* SOURCE MATERIAL
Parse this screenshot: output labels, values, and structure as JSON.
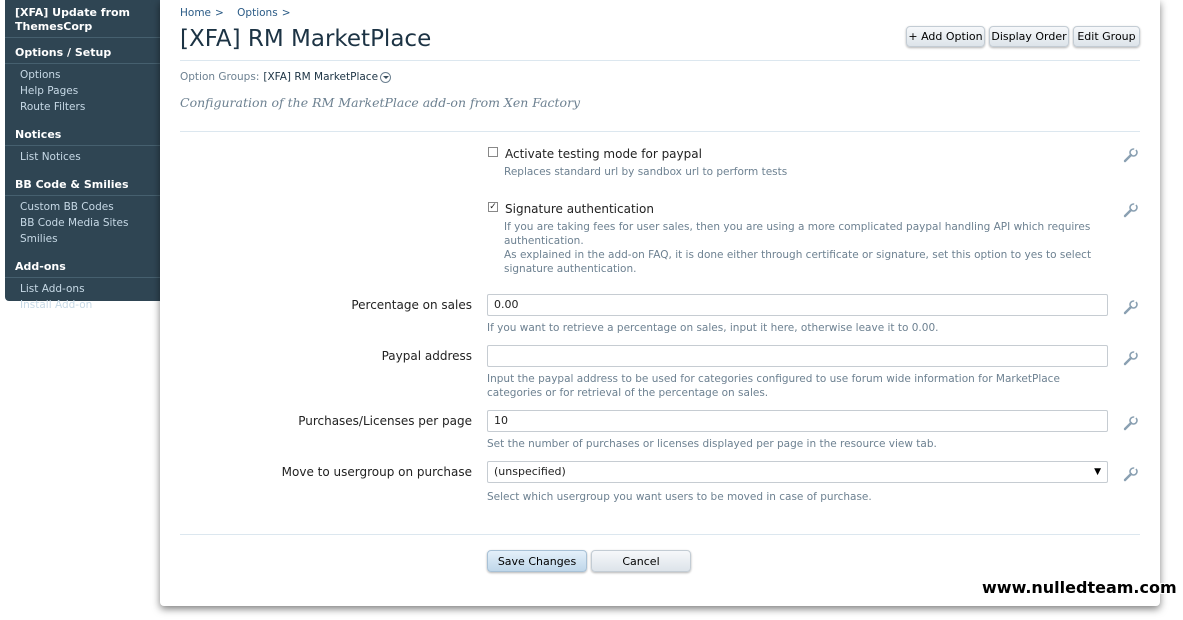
{
  "sidebar": {
    "top_title": "[XFA] Update from ThemesCorp",
    "sections": [
      {
        "heading": "Options / Setup",
        "links": [
          "Options",
          "Help Pages",
          "Route Filters"
        ]
      },
      {
        "heading": "Notices",
        "links": [
          "List Notices"
        ]
      },
      {
        "heading": "BB Code & Smilies",
        "links": [
          "Custom BB Codes",
          "BB Code Media Sites",
          "Smilies"
        ]
      },
      {
        "heading": "Add-ons",
        "links": [
          "List Add-ons",
          "Install Add-on"
        ]
      }
    ]
  },
  "breadcrumb": {
    "home": "Home",
    "options": "Options",
    "separator": ">"
  },
  "page": {
    "title": "[XFA] RM MarketPlace",
    "option_groups_label": "Option Groups:",
    "option_groups_value": "[XFA] RM MarketPlace",
    "description": "Configuration of the RM MarketPlace add-on from Xen Factory"
  },
  "toolbar": {
    "add_option": "+ Add Option",
    "display_order": "Display Order",
    "edit_group": "Edit Group"
  },
  "options": {
    "testing_mode": {
      "checked": false,
      "label": "Activate testing mode for paypal",
      "hint": "Replaces standard url by sandbox url to perform tests"
    },
    "signature_auth": {
      "checked": true,
      "label": "Signature authentication",
      "hint1": "If you are taking fees for user sales, then you are using a more complicated paypal handling API which requires authentication.",
      "hint2": "As explained in the add-on FAQ, it is done either through certificate or signature, set this option to yes to select signature authentication."
    },
    "percentage": {
      "label": "Percentage on sales",
      "value": "0.00",
      "hint": "If you want to retrieve a percentage on sales, input it here, otherwise leave it to 0.00."
    },
    "paypal_address": {
      "label": "Paypal address",
      "value": "",
      "hint": "Input the paypal address to be used for categories configured to use forum wide information for MarketPlace categories or for retrieval of the percentage on sales."
    },
    "per_page": {
      "label": "Purchases/Licenses per page",
      "value": "10",
      "hint": "Set the number of purchases or licenses displayed per page in the resource view tab."
    },
    "usergroup": {
      "label": "Move to usergroup on purchase",
      "value": "(unspecified)",
      "hint": "Select which usergroup you want users to be moved in case of purchase."
    }
  },
  "actions": {
    "save": "Save Changes",
    "cancel": "Cancel"
  },
  "watermark": "www.nulledteam.com",
  "colors": {
    "sidebar_bg": "#2f4553",
    "link": "#2b5b86",
    "title": "#1c3344",
    "hint": "#6d8191"
  }
}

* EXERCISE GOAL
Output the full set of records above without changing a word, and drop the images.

* RESPONSE
Parse this screenshot: output labels, values, and structure as JSON.
{
  "sidebar": {
    "top_title": "[XFA] Update from ThemesCorp",
    "sections": [
      {
        "heading": "Options / Setup",
        "links": [
          "Options",
          "Help Pages",
          "Route Filters"
        ]
      },
      {
        "heading": "Notices",
        "links": [
          "List Notices"
        ]
      },
      {
        "heading": "BB Code & Smilies",
        "links": [
          "Custom BB Codes",
          "BB Code Media Sites",
          "Smilies"
        ]
      },
      {
        "heading": "Add-ons",
        "links": [
          "List Add-ons",
          "Install Add-on"
        ]
      }
    ]
  },
  "breadcrumb": {
    "home": "Home",
    "options": "Options",
    "separator": ">"
  },
  "page": {
    "title": "[XFA] RM MarketPlace",
    "option_groups_label": "Option Groups:",
    "option_groups_value": "[XFA] RM MarketPlace",
    "description": "Configuration of the RM MarketPlace add-on from Xen Factory"
  },
  "toolbar": {
    "add_option": "+ Add Option",
    "display_order": "Display Order",
    "edit_group": "Edit Group"
  },
  "options": {
    "testing_mode": {
      "checked": false,
      "label": "Activate testing mode for paypal",
      "hint": "Replaces standard url by sandbox url to perform tests"
    },
    "signature_auth": {
      "checked": true,
      "label": "Signature authentication",
      "hint1": "If you are taking fees for user sales, then you are using a more complicated paypal handling API which requires authentication.",
      "hint2": "As explained in the add-on FAQ, it is done either through certificate or signature, set this option to yes to select signature authentication."
    },
    "percentage": {
      "label": "Percentage on sales",
      "value": "0.00",
      "hint": "If you want to retrieve a percentage on sales, input it here, otherwise leave it to 0.00."
    },
    "paypal_address": {
      "label": "Paypal address",
      "value": "",
      "hint": "Input the paypal address to be used for categories configured to use forum wide information for MarketPlace categories or for retrieval of the percentage on sales."
    },
    "per_page": {
      "label": "Purchases/Licenses per page",
      "value": "10",
      "hint": "Set the number of purchases or licenses displayed per page in the resource view tab."
    },
    "usergroup": {
      "label": "Move to usergroup on purchase",
      "value": "(unspecified)",
      "hint": "Select which usergroup you want users to be moved in case of purchase."
    }
  },
  "actions": {
    "save": "Save Changes",
    "cancel": "Cancel"
  },
  "watermark": "www.nulledteam.com",
  "colors": {
    "sidebar_bg": "#2f4553",
    "link": "#2b5b86",
    "title": "#1c3344",
    "hint": "#6d8191"
  }
}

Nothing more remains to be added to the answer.